» TASK DESCRIPTION
Would you copy out each line of the records below that includes the word "this"?

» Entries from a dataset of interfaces
____

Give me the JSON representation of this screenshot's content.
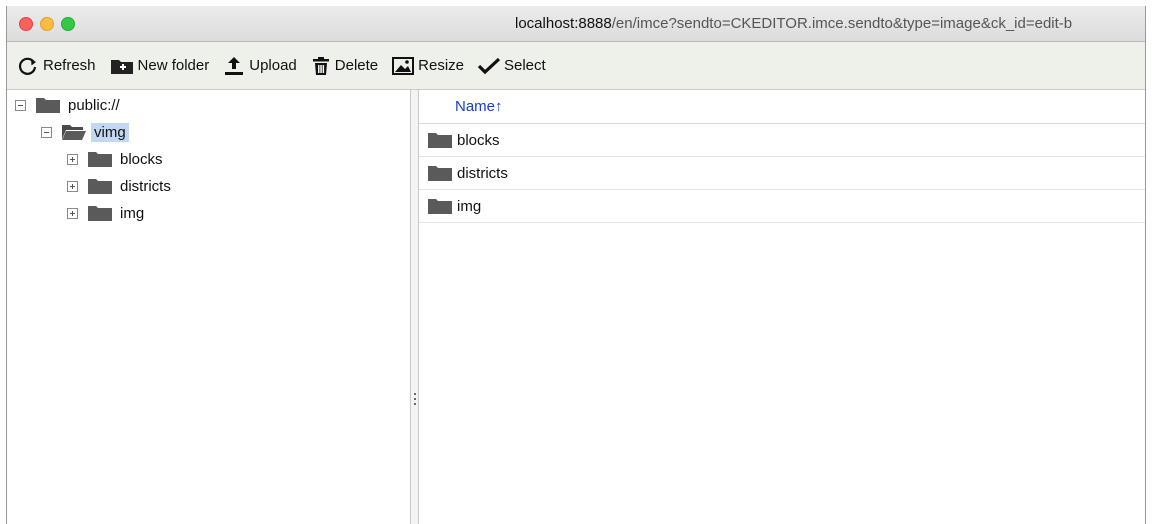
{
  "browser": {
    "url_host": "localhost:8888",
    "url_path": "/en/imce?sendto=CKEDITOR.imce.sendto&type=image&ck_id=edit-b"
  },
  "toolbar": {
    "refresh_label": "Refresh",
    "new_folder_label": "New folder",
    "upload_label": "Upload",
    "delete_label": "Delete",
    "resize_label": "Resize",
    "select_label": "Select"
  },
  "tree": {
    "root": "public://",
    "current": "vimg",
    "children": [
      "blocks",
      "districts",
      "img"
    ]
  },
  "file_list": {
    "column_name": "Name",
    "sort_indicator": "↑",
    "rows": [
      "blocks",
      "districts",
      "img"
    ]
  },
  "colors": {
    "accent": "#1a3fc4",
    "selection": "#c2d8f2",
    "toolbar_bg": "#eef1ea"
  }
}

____

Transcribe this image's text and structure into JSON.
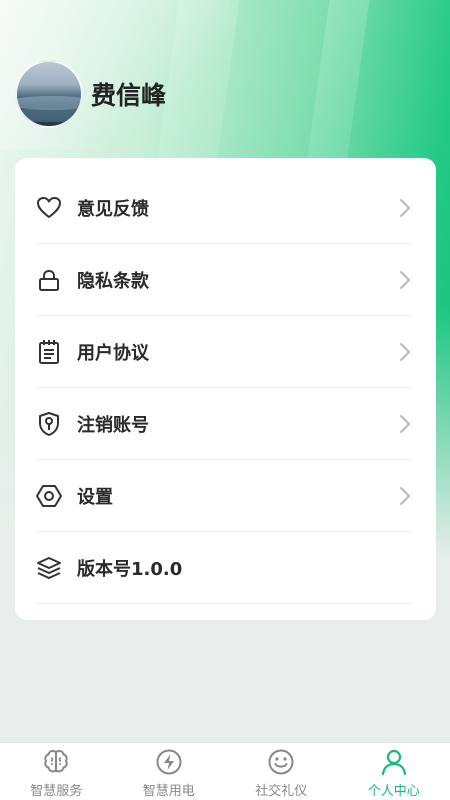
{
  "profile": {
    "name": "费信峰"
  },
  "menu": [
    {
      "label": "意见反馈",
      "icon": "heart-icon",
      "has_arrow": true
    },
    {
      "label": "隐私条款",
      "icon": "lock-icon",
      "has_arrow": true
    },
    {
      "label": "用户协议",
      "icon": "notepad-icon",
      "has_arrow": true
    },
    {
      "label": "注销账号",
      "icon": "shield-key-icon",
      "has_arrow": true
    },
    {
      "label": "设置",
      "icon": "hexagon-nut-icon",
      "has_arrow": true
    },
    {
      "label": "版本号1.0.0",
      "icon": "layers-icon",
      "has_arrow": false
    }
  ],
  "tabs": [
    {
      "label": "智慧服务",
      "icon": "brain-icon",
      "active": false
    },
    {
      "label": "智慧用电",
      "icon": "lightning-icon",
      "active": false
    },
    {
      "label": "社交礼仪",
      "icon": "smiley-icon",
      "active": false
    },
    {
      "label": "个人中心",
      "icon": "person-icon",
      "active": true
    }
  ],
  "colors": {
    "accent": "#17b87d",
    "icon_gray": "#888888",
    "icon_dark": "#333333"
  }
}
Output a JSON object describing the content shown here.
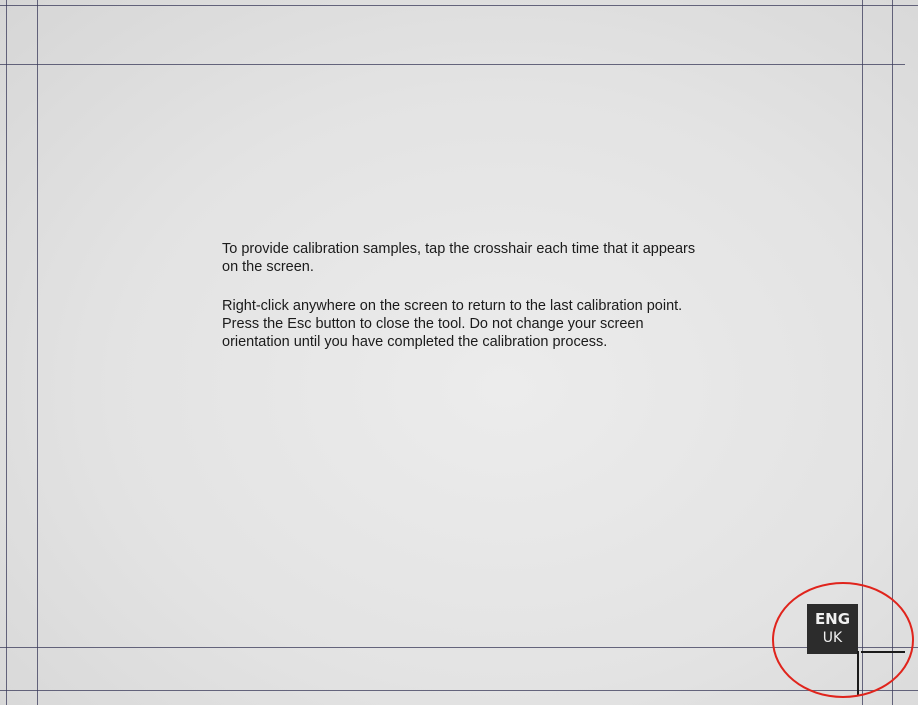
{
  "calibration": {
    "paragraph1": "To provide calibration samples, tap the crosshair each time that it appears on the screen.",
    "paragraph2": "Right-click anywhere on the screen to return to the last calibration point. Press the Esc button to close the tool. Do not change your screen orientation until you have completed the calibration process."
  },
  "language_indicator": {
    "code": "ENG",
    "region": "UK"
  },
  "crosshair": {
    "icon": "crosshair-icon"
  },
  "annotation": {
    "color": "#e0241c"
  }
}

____

» RESPONSE AREA
Give me the JSON representation of this screenshot's content.
Transcribe this image's text and structure into JSON.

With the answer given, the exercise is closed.